● **Task objective**
Omit all pictures. Copy exactly the lines from the line containing "What data populates" to the end of the listing, with both ends included.

═════ Available data ═════

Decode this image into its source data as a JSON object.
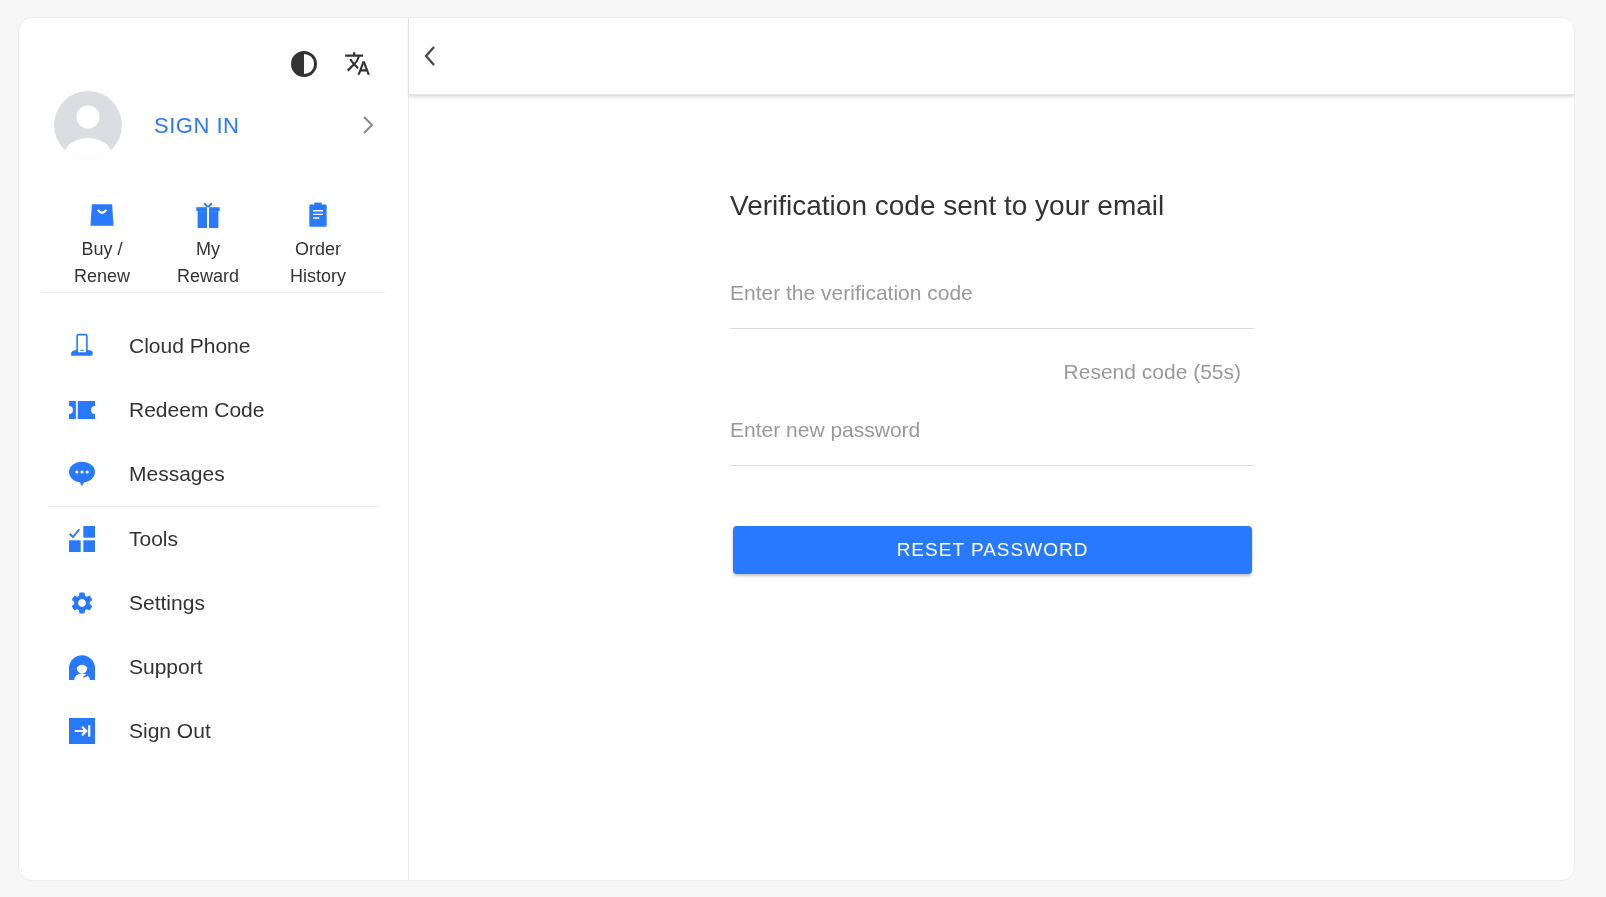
{
  "sidebar": {
    "account": {
      "sign_in": "SIGN IN"
    },
    "quick_actions": [
      {
        "label": "Buy / Renew"
      },
      {
        "label": "My Reward"
      },
      {
        "label": "Order History"
      }
    ],
    "menu_groups": [
      {
        "items": [
          {
            "label": "Cloud Phone"
          },
          {
            "label": "Redeem Code"
          },
          {
            "label": "Messages"
          }
        ]
      },
      {
        "items": [
          {
            "label": "Tools"
          },
          {
            "label": "Settings"
          },
          {
            "label": "Support"
          },
          {
            "label": "Sign Out"
          }
        ]
      }
    ]
  },
  "reset_form": {
    "title": "Verification code sent to your email",
    "code_field": {
      "placeholder": "Enter the verification code"
    },
    "resend_link": {
      "label": "Resend code (55s)",
      "disabled": true
    },
    "password_field": {
      "placeholder": "Enter new password"
    },
    "submit_button": "RESET PASSWORD"
  }
}
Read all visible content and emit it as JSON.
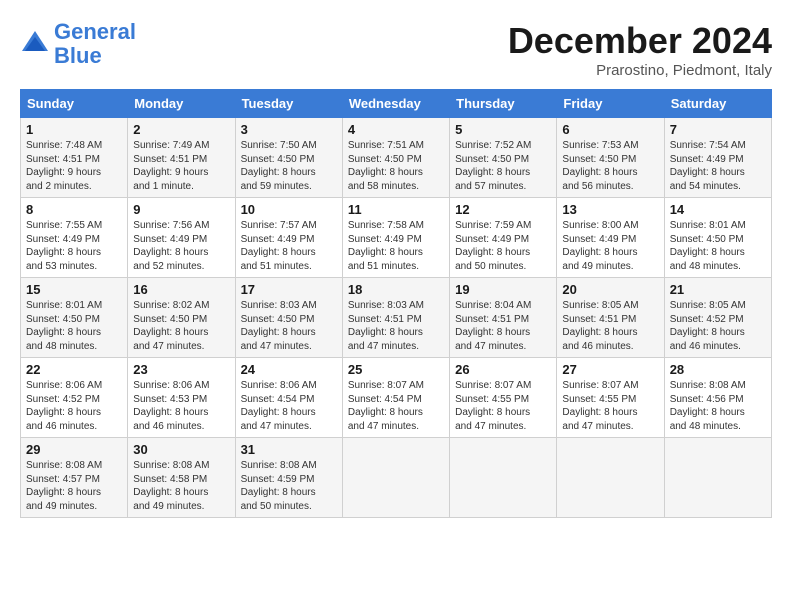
{
  "header": {
    "logo_line1": "General",
    "logo_line2": "Blue",
    "month_title": "December 2024",
    "subtitle": "Prarostino, Piedmont, Italy"
  },
  "calendar": {
    "day_headers": [
      "Sunday",
      "Monday",
      "Tuesday",
      "Wednesday",
      "Thursday",
      "Friday",
      "Saturday"
    ],
    "weeks": [
      [
        {
          "day": "1",
          "info": "Sunrise: 7:48 AM\nSunset: 4:51 PM\nDaylight: 9 hours\nand 2 minutes."
        },
        {
          "day": "2",
          "info": "Sunrise: 7:49 AM\nSunset: 4:51 PM\nDaylight: 9 hours\nand 1 minute."
        },
        {
          "day": "3",
          "info": "Sunrise: 7:50 AM\nSunset: 4:50 PM\nDaylight: 8 hours\nand 59 minutes."
        },
        {
          "day": "4",
          "info": "Sunrise: 7:51 AM\nSunset: 4:50 PM\nDaylight: 8 hours\nand 58 minutes."
        },
        {
          "day": "5",
          "info": "Sunrise: 7:52 AM\nSunset: 4:50 PM\nDaylight: 8 hours\nand 57 minutes."
        },
        {
          "day": "6",
          "info": "Sunrise: 7:53 AM\nSunset: 4:50 PM\nDaylight: 8 hours\nand 56 minutes."
        },
        {
          "day": "7",
          "info": "Sunrise: 7:54 AM\nSunset: 4:49 PM\nDaylight: 8 hours\nand 54 minutes."
        }
      ],
      [
        {
          "day": "8",
          "info": "Sunrise: 7:55 AM\nSunset: 4:49 PM\nDaylight: 8 hours\nand 53 minutes."
        },
        {
          "day": "9",
          "info": "Sunrise: 7:56 AM\nSunset: 4:49 PM\nDaylight: 8 hours\nand 52 minutes."
        },
        {
          "day": "10",
          "info": "Sunrise: 7:57 AM\nSunset: 4:49 PM\nDaylight: 8 hours\nand 51 minutes."
        },
        {
          "day": "11",
          "info": "Sunrise: 7:58 AM\nSunset: 4:49 PM\nDaylight: 8 hours\nand 51 minutes."
        },
        {
          "day": "12",
          "info": "Sunrise: 7:59 AM\nSunset: 4:49 PM\nDaylight: 8 hours\nand 50 minutes."
        },
        {
          "day": "13",
          "info": "Sunrise: 8:00 AM\nSunset: 4:49 PM\nDaylight: 8 hours\nand 49 minutes."
        },
        {
          "day": "14",
          "info": "Sunrise: 8:01 AM\nSunset: 4:50 PM\nDaylight: 8 hours\nand 48 minutes."
        }
      ],
      [
        {
          "day": "15",
          "info": "Sunrise: 8:01 AM\nSunset: 4:50 PM\nDaylight: 8 hours\nand 48 minutes."
        },
        {
          "day": "16",
          "info": "Sunrise: 8:02 AM\nSunset: 4:50 PM\nDaylight: 8 hours\nand 47 minutes."
        },
        {
          "day": "17",
          "info": "Sunrise: 8:03 AM\nSunset: 4:50 PM\nDaylight: 8 hours\nand 47 minutes."
        },
        {
          "day": "18",
          "info": "Sunrise: 8:03 AM\nSunset: 4:51 PM\nDaylight: 8 hours\nand 47 minutes."
        },
        {
          "day": "19",
          "info": "Sunrise: 8:04 AM\nSunset: 4:51 PM\nDaylight: 8 hours\nand 47 minutes."
        },
        {
          "day": "20",
          "info": "Sunrise: 8:05 AM\nSunset: 4:51 PM\nDaylight: 8 hours\nand 46 minutes."
        },
        {
          "day": "21",
          "info": "Sunrise: 8:05 AM\nSunset: 4:52 PM\nDaylight: 8 hours\nand 46 minutes."
        }
      ],
      [
        {
          "day": "22",
          "info": "Sunrise: 8:06 AM\nSunset: 4:52 PM\nDaylight: 8 hours\nand 46 minutes."
        },
        {
          "day": "23",
          "info": "Sunrise: 8:06 AM\nSunset: 4:53 PM\nDaylight: 8 hours\nand 46 minutes."
        },
        {
          "day": "24",
          "info": "Sunrise: 8:06 AM\nSunset: 4:54 PM\nDaylight: 8 hours\nand 47 minutes."
        },
        {
          "day": "25",
          "info": "Sunrise: 8:07 AM\nSunset: 4:54 PM\nDaylight: 8 hours\nand 47 minutes."
        },
        {
          "day": "26",
          "info": "Sunrise: 8:07 AM\nSunset: 4:55 PM\nDaylight: 8 hours\nand 47 minutes."
        },
        {
          "day": "27",
          "info": "Sunrise: 8:07 AM\nSunset: 4:55 PM\nDaylight: 8 hours\nand 47 minutes."
        },
        {
          "day": "28",
          "info": "Sunrise: 8:08 AM\nSunset: 4:56 PM\nDaylight: 8 hours\nand 48 minutes."
        }
      ],
      [
        {
          "day": "29",
          "info": "Sunrise: 8:08 AM\nSunset: 4:57 PM\nDaylight: 8 hours\nand 49 minutes."
        },
        {
          "day": "30",
          "info": "Sunrise: 8:08 AM\nSunset: 4:58 PM\nDaylight: 8 hours\nand 49 minutes."
        },
        {
          "day": "31",
          "info": "Sunrise: 8:08 AM\nSunset: 4:59 PM\nDaylight: 8 hours\nand 50 minutes."
        },
        {
          "day": "",
          "info": ""
        },
        {
          "day": "",
          "info": ""
        },
        {
          "day": "",
          "info": ""
        },
        {
          "day": "",
          "info": ""
        }
      ]
    ]
  }
}
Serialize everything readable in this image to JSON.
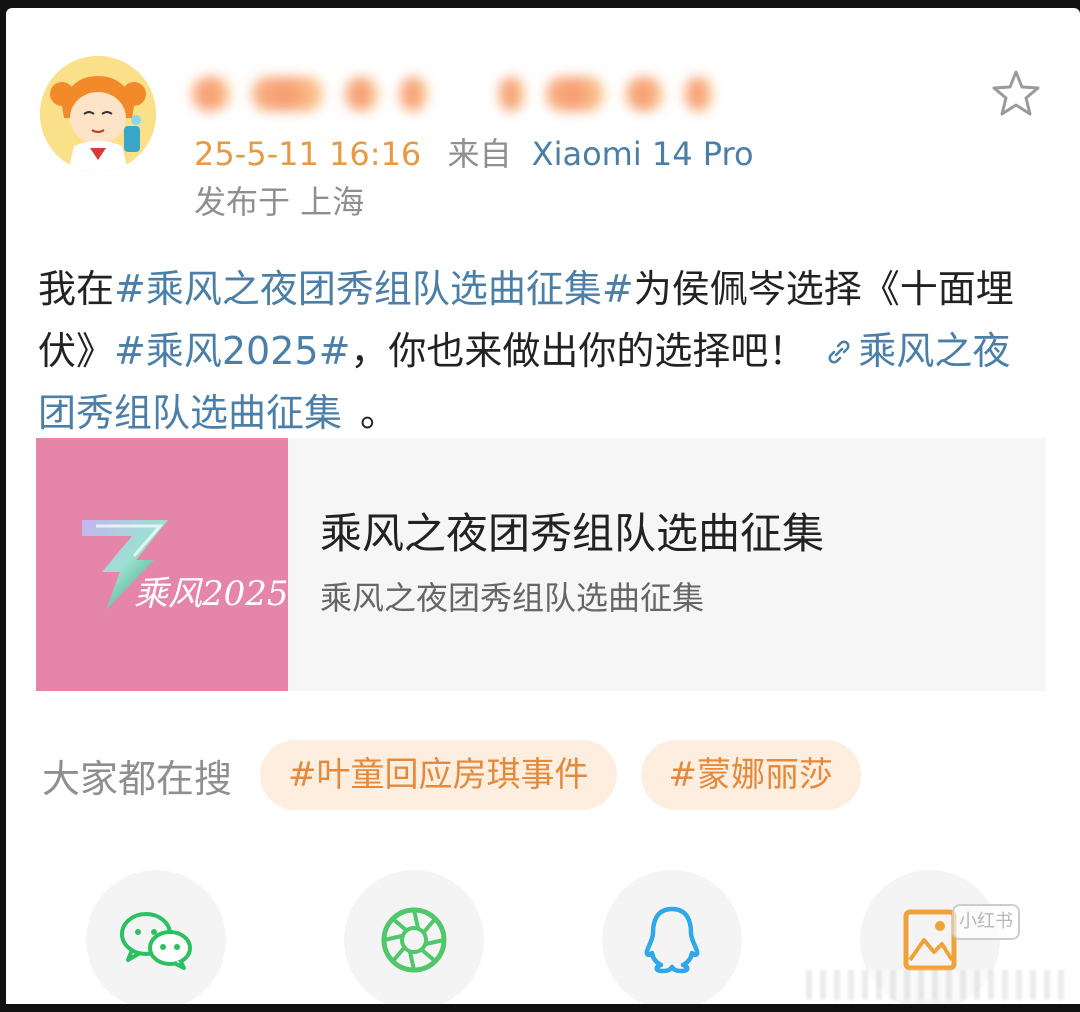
{
  "post": {
    "timestamp": "25-5-11 16:16",
    "from_label": "来自",
    "device": "Xiaomi 14 Pro",
    "location": "发布于 上海",
    "text": {
      "part1": "我在",
      "tag1": "#乘风之夜团秀组队选曲征集#",
      "part2": "为侯佩岑选择《十面埋伏》",
      "tag2": "#乘风2025#",
      "part3": "，你也来做出你的选择吧！",
      "link_label": "乘风之夜团秀组队选曲征集",
      "part4": "。"
    }
  },
  "card": {
    "title": "乘风之夜团秀组队选曲征集",
    "subtitle": "乘风之夜团秀组队选曲征集",
    "logo_text": "乘风2025"
  },
  "search": {
    "label": "大家都在搜",
    "chips": [
      "#叶童回应房琪事件",
      "#蒙娜丽莎"
    ]
  },
  "watermark": {
    "badge": "小红书"
  },
  "colors": {
    "link_blue": "#4c7fa8",
    "time_orange": "#e79a46",
    "chip_bg": "#fdeee0",
    "chip_text": "#e38a3c",
    "card_thumb": "#e586a9",
    "wechat_green": "#2bc160",
    "moments_green": "#4fc76a",
    "qq_blue": "#2fa8e8",
    "save_orange": "#f0a23a"
  },
  "icons": [
    "avatar",
    "star-icon",
    "link-icon",
    "wechat-icon",
    "moments-icon",
    "qq-icon",
    "save-image-icon"
  ]
}
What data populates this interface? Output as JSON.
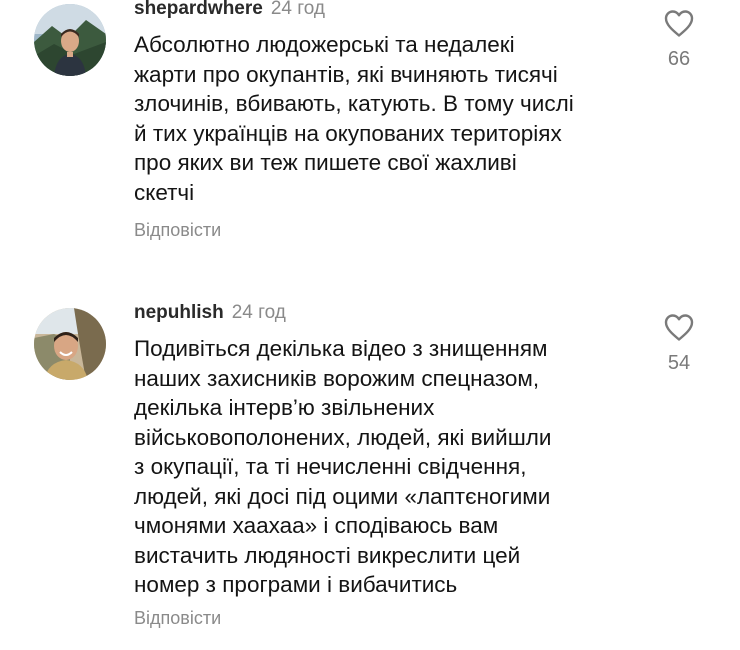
{
  "comments": [
    {
      "username": "shepardwhere",
      "time": "24 год",
      "text_lines": [
        "Абсолютно людожерські та недалекі",
        "жарти про окупантів, які вчиняють тисячі",
        "злочинів, вбивають, катують. В тому числі",
        "й тих українців на окупованих територіях",
        "про яких ви теж пишете свої жахливі",
        "скетчі"
      ],
      "reply_label": "Відповісти",
      "likes": "66",
      "like_icon": "heart-outline-icon"
    },
    {
      "username": "nepuhlish",
      "time": "24 год",
      "text_lines": [
        "Подивіться декілька відео з знищенням",
        "наших захисників ворожим спецназом,",
        "декілька інтерв’ю звільнених",
        "військовополонених, людей, які вийшли",
        "з окупації, та ті нечисленні свідчення,",
        "людей, які досі під оцими «лаптєногими",
        "чмонями хаахаа» і сподіваюсь вам",
        "вистачить людяності викреслити цей",
        "номер з програми і вибачитись"
      ],
      "reply_label": "Відповісти",
      "likes": "54",
      "like_icon": "heart-outline-icon"
    }
  ],
  "colors": {
    "text": "#141414",
    "username": "#2a2a2a",
    "meta": "#8a8a8a",
    "icon": "#7a7a7a",
    "background": "#ffffff"
  }
}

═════

● **Written solution**
What data populates this interface? Output as JSON.
{
  "comments": [
    {
      "username": "shepardwhere",
      "time": "24 год",
      "text_lines": [
        "Абсолютно людожерські та недалекі",
        "жарти про окупантів, які вчиняють тисячі",
        "злочинів, вбивають, катують. В тому числі",
        "й тих українців на окупованих територіях",
        "про яких ви теж пишете свої жахливі",
        "скетчі"
      ],
      "reply_label": "Відповісти",
      "likes": "66",
      "like_icon": "heart-outline-icon"
    },
    {
      "username": "nepuhlish",
      "time": "24 год",
      "text_lines": [
        "Подивіться декілька відео з знищенням",
        "наших захисників ворожим спецназом,",
        "декілька інтерв’ю звільнених",
        "військовополонених, людей, які вийшли",
        "з окупації, та ті нечисленні свідчення,",
        "людей, які досі під оцими «лаптєногими",
        "чмонями хаахаа» і сподіваюсь вам",
        "вистачить людяності викреслити цей",
        "номер з програми і вибачитись"
      ],
      "reply_label": "Відповісти",
      "likes": "54",
      "like_icon": "heart-outline-icon"
    }
  ],
  "colors": {
    "text": "#141414",
    "username": "#2a2a2a",
    "meta": "#8a8a8a",
    "icon": "#7a7a7a",
    "background": "#ffffff"
  }
}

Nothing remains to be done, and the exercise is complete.